Then it hit me. The colour red was the clue. It did not actually look like a fetus or anything human. It was more like the remains of a butcher shop. I shuddered and drove on.

For the past few months in Calgary, a group called Canadian Centre for Bio-Ethical Reform has been conducting rolling demonstrations in front of high schools using images of aborted fetuses. They have adopted the tactic of using shocking images as a way to convince people, particularly young people, that abortion is wrong.

“Our philosophy is if someone is old enough to have an abortion, they’re old enough to see the aftermath of an abortion,” said Stephanie Gray, the executive director of the group.

Glenn CJ Byer, SLD: Finding the missal’s beauty in the text

An image from the Last Supper in the new edition of the Roman Missal, which will go into use on November 27. (Photo courtesy of the Canadian Conference of Catholic Bishops)“There is nothing more beautiful than to be surprised by the Gospel, by the encounter with Christ.”

These words of Pope Benedict XVI have been a driving force behind our efforts as the  Canadian Conference of Catholic Bishops completes its new edition of the Roman Missal.
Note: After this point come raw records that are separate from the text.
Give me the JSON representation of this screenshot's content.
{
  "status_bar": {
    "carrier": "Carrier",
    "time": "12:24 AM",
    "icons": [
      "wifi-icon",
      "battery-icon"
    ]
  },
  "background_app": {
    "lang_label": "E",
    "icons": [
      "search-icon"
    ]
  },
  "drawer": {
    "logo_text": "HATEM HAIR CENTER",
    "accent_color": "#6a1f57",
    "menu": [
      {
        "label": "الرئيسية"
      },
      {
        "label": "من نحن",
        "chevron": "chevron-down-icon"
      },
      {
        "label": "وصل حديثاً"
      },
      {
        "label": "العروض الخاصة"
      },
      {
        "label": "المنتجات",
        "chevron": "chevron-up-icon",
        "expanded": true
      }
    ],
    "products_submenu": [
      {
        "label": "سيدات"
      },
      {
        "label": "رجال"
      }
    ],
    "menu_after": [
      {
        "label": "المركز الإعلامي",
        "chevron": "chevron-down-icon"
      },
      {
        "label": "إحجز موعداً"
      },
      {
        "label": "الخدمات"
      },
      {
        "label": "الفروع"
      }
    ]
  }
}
A column by Fr. Raymond J. de Souza  in the June 5 issue of The Catholic Register urged the creation of a missal that is “beautiful” and includes full-colour images. As the new missal nears completion, I want to assure Canadian Catholics that I have been truly moved by the beauty of the printer’s craft, by the attention to every detail in font and colour selections, by inspired page designs, by the talents of proofreaders, and by a concern for readability and avoiding odd page turns. Bishops have been involved in every stage of this process, ensuring that the new missal will reflect the preferences of clergy from across the country  and of the CCCB.

But all of this pales in comparison to the encounter with the Gospel. There is nothing more beautiful than the contents of the antiphons and prayers. The instructions we received from the Vatican made it clear: illustrative art in the missal needs to be in service of the liturgy. The words of Jesus at the Last Supper, the quotes from the Psalms and the allusions to the Scriptures: these are the stars of the book, not an abundance of colour plates.

Neil MacCarthy: Heritage designations can bind church’s hands

The next time you’re faced with an overwhelming home renovation, consider this: collectively, the Catholic, Anglican and United Churches own 3,000 buildings in the province that require a combined $30 million to operate annually. Another $30 million is spent on maintaining “historic properties.” That’s a lot of shingles.

Before there were town halls or schools, arenas or the local Tim Horton’s, parishes were the spiritual and community hubs of society, bringing people together to strengthen the neighbourhood. Over the years though, the role of the parish as community centre has changed, and so have the neighbourhoods they serve.

While many historic churches continue to thrive, others, sadly, are facing significant challenges, with little or no funds to maintain their facilities, often due to dwindling congregations. While desirable, maintaining all of these churches is just not feasible.   

A “heritage designation” from various municipal governments has been applied to about 12 per cent of the 3,000 churches in Ontario.

Designated churches require permission from their municipality to change in any way the parts of the building that are considered culturally significant, often including pews, windows, altars and other parts of the building used for worship. So if the bishops, priests and laity agree it makes sense to renovate or (as a last resort) demolish a church that is no longer viable, they don’t have a legal right to implement that option.